Swalm, who now has to take time off from his current job to teach the class, said it is sometimes trying, but worth it.

“The kids really need this, they learn a lot about physiology; stuff they pick up in school a lot better because the know basic stuff now,” he said.

The class is taught in seven days, with the kids spending five hours in the classroom and seven and a half hours in the pool practicing for their four dives in Lake Tahoe.

Swalm said he has to spend a lot of time with the kids to ensure every student earns their diving certification.

“I’ve never flunked a kid,” he said. “I work with them a lot. Some of them aren’t real good students and it may take a couple of times for them to pass the final, but the only time they don’t get their certification is if they quit.”

Swalm said the class is especially beneficial to those who are on juvenile probation. He speaks from the experience of 13 years as a juvenile probation officer and two years as an adult probation officer.

“If we don’t take the time to help change this person and give them time and allow them change, they never get this type of rehabilitation program as adults. The focus should be on juvenile rehabilitation,” he said.

Swalm said the two district court judges and the justices of the peace from East Fork and Tahoe townships really support the wilderness program, which allows students to do other outside activities in addition to SCUBA diving.

Swalm said the children who earned their certifications will be able to go on a camping trip to Monterrey in July where they will be allowed to dive.

The trip involves a lot of counseling and many adult chaperones from the district attorney’s office and the sheriff’s office.

“The kids are all the time working. They have group meetings and counseling continuously and it’s not just a fun trip,” she said.

The wilderness program is funded with the help of a state grant.

All the students said they enjoyed the class whether they took the class because their juvenile probation officers told them about it or they just took it for fun.

Elliot Hansen, 16, who will be a junior at Douglas High School next year, said the class will help him a lot in the future.

“It’s something I’ve wanted to get into for three years now. I want to be a Navy SEAL and so I will be able to use it then,” Elliot said. “I thought it would be a great thing for the career aspect. It looks good on a resume.”

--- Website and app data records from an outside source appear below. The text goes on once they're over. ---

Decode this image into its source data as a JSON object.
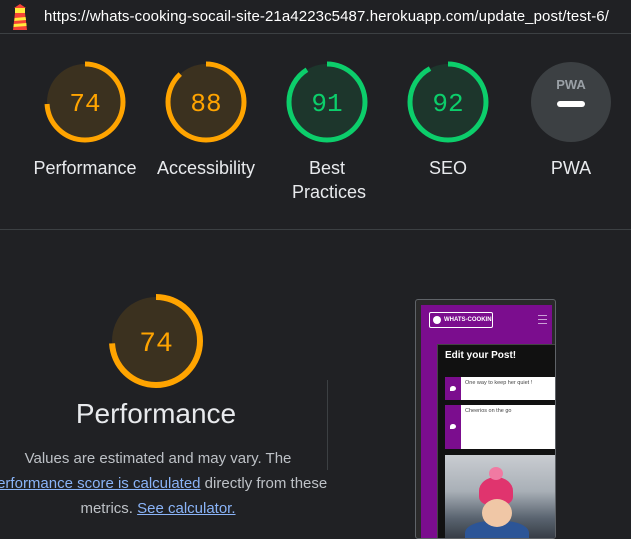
{
  "browser": {
    "url": "https://whats-cooking-socail-site-21a4223c5487.herokuapp.com/update_post/test-6/",
    "logo_icon": "lighthouse-icon"
  },
  "categories": [
    {
      "label": "Performance",
      "score": "74",
      "color": "#ffa400",
      "fraction": 0.74
    },
    {
      "label": "Accessibility",
      "score": "88",
      "color": "#ffa400",
      "fraction": 0.88
    },
    {
      "label": "Best Practices",
      "score": "91",
      "color": "#0cce6b",
      "fraction": 0.91
    },
    {
      "label": "SEO",
      "score": "92",
      "color": "#0cce6b",
      "fraction": 0.92
    },
    {
      "label": "PWA",
      "score": "PWA",
      "color": "#9aa0a6"
    }
  ],
  "performance": {
    "score": "74",
    "fraction": 0.74,
    "title": "Performance",
    "desc_before": "Values are estimated and may vary. The ",
    "desc_link": "performance score is calculated",
    "desc_middle": " directly from these metrics. ",
    "calculator_link": "See calculator."
  },
  "preview": {
    "logo_text": "WHATS-COOKIN",
    "heading": "Edit your Post!",
    "field1": "One way to keep her quiet !",
    "field2": "Cheerios on the go"
  },
  "colors": {
    "average": "#ffa400",
    "pass": "#0cce6b",
    "accent_purple": "#7b0d8e"
  }
}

Jessica MacHutta, 15, will be a sophomore at Douglas High School next year and said she took the class for similar reasons; she wants to be an oceanographer.

“I like fish. I’m waiting for when I will be able to get into the Lake and see some,” she said.

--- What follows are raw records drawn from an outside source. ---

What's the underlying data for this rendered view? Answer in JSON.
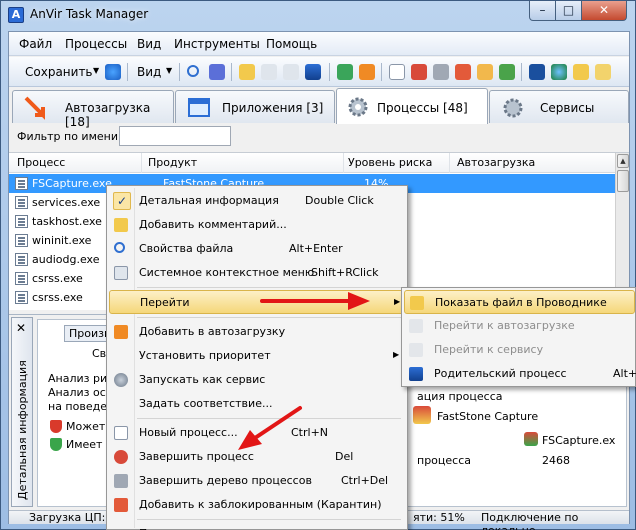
{
  "window": {
    "title": "AnVir Task Manager",
    "minimize": "–",
    "maximize": "□",
    "close": "✕"
  },
  "menubar": [
    "Файл",
    "Процессы",
    "Вид",
    "Инструменты",
    "Помощь"
  ],
  "toolbar": {
    "save_label": "Сохранить",
    "view_label": "Вид"
  },
  "tabs": [
    {
      "label": "Автозагрузка [18]",
      "icon": "startup-arrow-icon"
    },
    {
      "label": "Приложения [3]",
      "icon": "windows-icon"
    },
    {
      "label": "Процессы [48]",
      "icon": "gears-icon",
      "active": true
    },
    {
      "label": "Сервисы",
      "icon": "services-gear-icon"
    }
  ],
  "filter": {
    "label": "Фильтр по имени:",
    "value": ""
  },
  "table": {
    "columns": [
      "Процесс",
      "Продукт",
      "Уровень риска",
      "Автозагрузка"
    ],
    "rows": [
      {
        "name": "FSCapture.exe",
        "product": "FastStone Capture",
        "risk": "14%",
        "selected": true
      },
      {
        "name": "services.exe",
        "product": "",
        "risk": ""
      },
      {
        "name": "taskhost.exe",
        "product": "",
        "risk": ""
      },
      {
        "name": "wininit.exe",
        "product": "",
        "risk": ""
      },
      {
        "name": "audiodg.exe",
        "product": "",
        "risk": ""
      },
      {
        "name": "csrss.exe",
        "product": "",
        "risk": ""
      },
      {
        "name": "csrss.exe",
        "product": "",
        "risk": ""
      }
    ]
  },
  "detail": {
    "side_label": "Детальная информация",
    "close": "✕",
    "tab_label": "Произв",
    "sub_label": "Сво",
    "analysis_title": "Анализ рис",
    "analysis_line1": "Анализ осно",
    "analysis_line2": "на поведени",
    "risk1": "Может и",
    "risk2": "Имеет в",
    "right_header": "ация процесса",
    "product_name": "FastStone Capture",
    "file_name": "FSCapture.ex",
    "pid_label": "процесса",
    "pid_value": "2468"
  },
  "statusbar": {
    "cpu": "Загрузка ЦП: 3%",
    "mem": "яти: 51%",
    "net": "Подключение по локально"
  },
  "context_menu": [
    {
      "label": "Детальная информация",
      "shortcut": "Double Click",
      "checked": true
    },
    {
      "label": "Добавить комментарий...",
      "shortcut": ""
    },
    {
      "label": "Свойства файла",
      "shortcut": "Alt+Enter"
    },
    {
      "label": "Системное контекстное меню",
      "shortcut": "Shift+RClick"
    },
    {
      "label": "Перейти",
      "shortcut": "",
      "submenu": true,
      "hover": true
    },
    {
      "label": "Добавить в автозагрузку",
      "shortcut": ""
    },
    {
      "label": "Установить приоритет",
      "shortcut": "",
      "submenu": true
    },
    {
      "label": "Запускать как сервис",
      "shortcut": ""
    },
    {
      "label": "Задать соответствие...",
      "shortcut": ""
    },
    {
      "label": "Новый процесс...",
      "shortcut": "Ctrl+N"
    },
    {
      "label": "Завершить процесс",
      "shortcut": "Del"
    },
    {
      "label": "Завершить дерево процессов",
      "shortcut": "Ctrl+Del"
    },
    {
      "label": "Добавить к заблокированным (Карантин)",
      "shortcut": ""
    },
    {
      "label": "П",
      "shortcut": ""
    }
  ],
  "submenu": [
    {
      "label": "Показать файл в Проводнике",
      "shortcut": "",
      "hover": true
    },
    {
      "label": "Перейти к автозагрузке",
      "shortcut": "",
      "disabled": true
    },
    {
      "label": "Перейти к сервису",
      "shortcut": "",
      "disabled": true
    },
    {
      "label": "Родительский процесс",
      "shortcut": "Alt+"
    }
  ],
  "colors": {
    "selection": "#3399ff",
    "hover": "#f5d77a",
    "arrow": "#e21616"
  }
}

Getting all the underwater skills down can be difficult, but Jessica said she caught on pretty quickly.

“It was like I expected. It’s pretty easy. I got it all down the first or second time I tried it,”she said.

Jessica said it’s a great experience to have for more reasons than one.

“I tell my parents what I learned every day and they seem kinda jealous,” she laughed.

Joe Rose, 13, will be an 8th grader at Pau-Wa-Lu Middle School in the fall and said he heard about the class from his sister, who took the class a couple of years ago.

“I wanted to get certified, and maybe if I went into marine biology I’d have the certification. I’d like to get advanced certifications like underwater hunter and photography and the advanced diver course,” he said.

Joe said only one thing made him nervous about the open-water test in Lake Tahoe.

“I’m looking forward to it, but I still see snow up in the mountains. My sister said it was so cold she felt like she was going to die,” Joe said with a nervous smile.

The students completed their open water dives Tuesday and can receive their certifications after they pass all the underwater skills and a written exam.